“Jack Frost isn’t a masterpiece, but it’s a fun piece of 90 minute fluff that will put a smile on your face. It’s a very entertaining B-movie if you happen to go in with low expectations and get the joke. A definitely guilty pleasure and worthy of an annual viewing during the Christmas season.” Full Moon Reviews
” …notable among ’90s movie fans for an appearance by a very young Shannon Elizabeth, who gets the most disturbing scene when she encounters Jack Frost in a bathtub and suffers a fate that wouldn’t look out of place in SuperVixens. The combination of brutal violence and yukity-yuk one liners isn’t something that will necessarily appeal to everybody, but if you’re on the right wavelength, it’s a pretty wild sleigh ride.” Nathaniel Thompson, Mondo Digital
“It’s admittedly one dumb joke stretched out over the course of a movie, but at least it’s got a lot of good punch lines in the form of some over-the-top kill sequences, which are almost always accompanied by some hideous one-liners (and Scott MacDonald’s gravely delivery makes Frost sound like a low-rent Charles Lee Ray).” Brett Gallman, Oh, the Horror!
“The plot devices are sudden and convenient, and the special effects succeed through jarring close-ups, camera angles, and clever use of foam. I’m not saying there isn’t a little bit of pain for the viewer: the acting isn’t good, and the characters are mostly flat, but just about the time you begin rethinking this movie’s innate greatness, there comes another death scene, which will be a strange, wrong, hilarious thing.” Polyphobia Horror Film Reviews
“This is, for all intents and purposes, a dark comedy. But it works. Those expecting realism need not apply but if you can appreciate the novelty of a foul-mouthed snowman f*cking shit up in a small, picturesque town then the odds are pretty good that you’ll get a kick out of Jack Frost.” Ian Jane, Rock! Shock! Pop!
“There is some humor, but plenty of terrible one-liners and swing-and-miss attempts. It has some decent violence, but is hindered by a hilariously terrible snowman costume and awful effects. Is the movie good? No. Is it fun to watch.
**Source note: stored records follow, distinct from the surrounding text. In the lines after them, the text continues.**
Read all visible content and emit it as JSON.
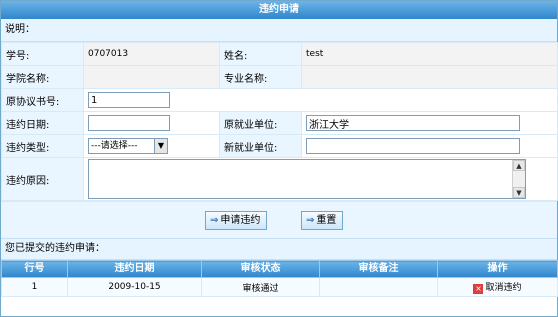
{
  "window": {
    "title": "违约申请"
  },
  "note_label": "说明：",
  "form": {
    "student_id_label": "学号:",
    "student_id_value": "0707013",
    "name_label": "姓名:",
    "name_value": "test",
    "college_label": "学院名称:",
    "college_value": "",
    "major_label": "专业名称:",
    "major_value": "",
    "agreement_no_label": "原协议书号:",
    "agreement_no_value": "1",
    "breach_date_label": "违约日期:",
    "breach_date_value": "",
    "orig_employer_label": "原就业单位:",
    "orig_employer_value": "浙江大学",
    "breach_type_label": "违约类型:",
    "breach_type_selected": "---请选择---",
    "new_employer_label": "新就业单位:",
    "new_employer_value": "",
    "reason_label": "违约原因:",
    "reason_value": ""
  },
  "buttons": {
    "apply_label": "申请违约",
    "reset_label": "重置"
  },
  "submitted": {
    "heading": "您已提交的违约申请：",
    "columns": [
      "行号",
      "违约日期",
      "审核状态",
      "审核备注",
      "操作"
    ],
    "rows": [
      {
        "row_no": "1",
        "date": "2009-10-15",
        "status": "审核通过",
        "remark": "",
        "action": "取消违约"
      }
    ]
  },
  "colors": {
    "header_blue": "#2e86cc",
    "label_bg": "#eaf6ff"
  }
}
Sort of.” 365 Days of Horror Movies
“The special effects are well anything but special, Styrofoam circles of differing sizes make for our Jack, and no attempt is made to make him look any better on the screen. Yet Jack Frost is a strangely captivating film, this is a horror for the south park generation, elaborate over the top kills and plenty of laughs along the way.” Mark Pidgeon, UK Horror Scene
“When Jack starts shooting icicle daggers from his body to gleefully kill, I found it difficult to keep watching. Cooney loses his street-cred completely at this point, making Jack Frost a movie for people interested in novelty killings more than coherent story-telling or characterizations.” JM Cozzoli, Zombos Closet of Horror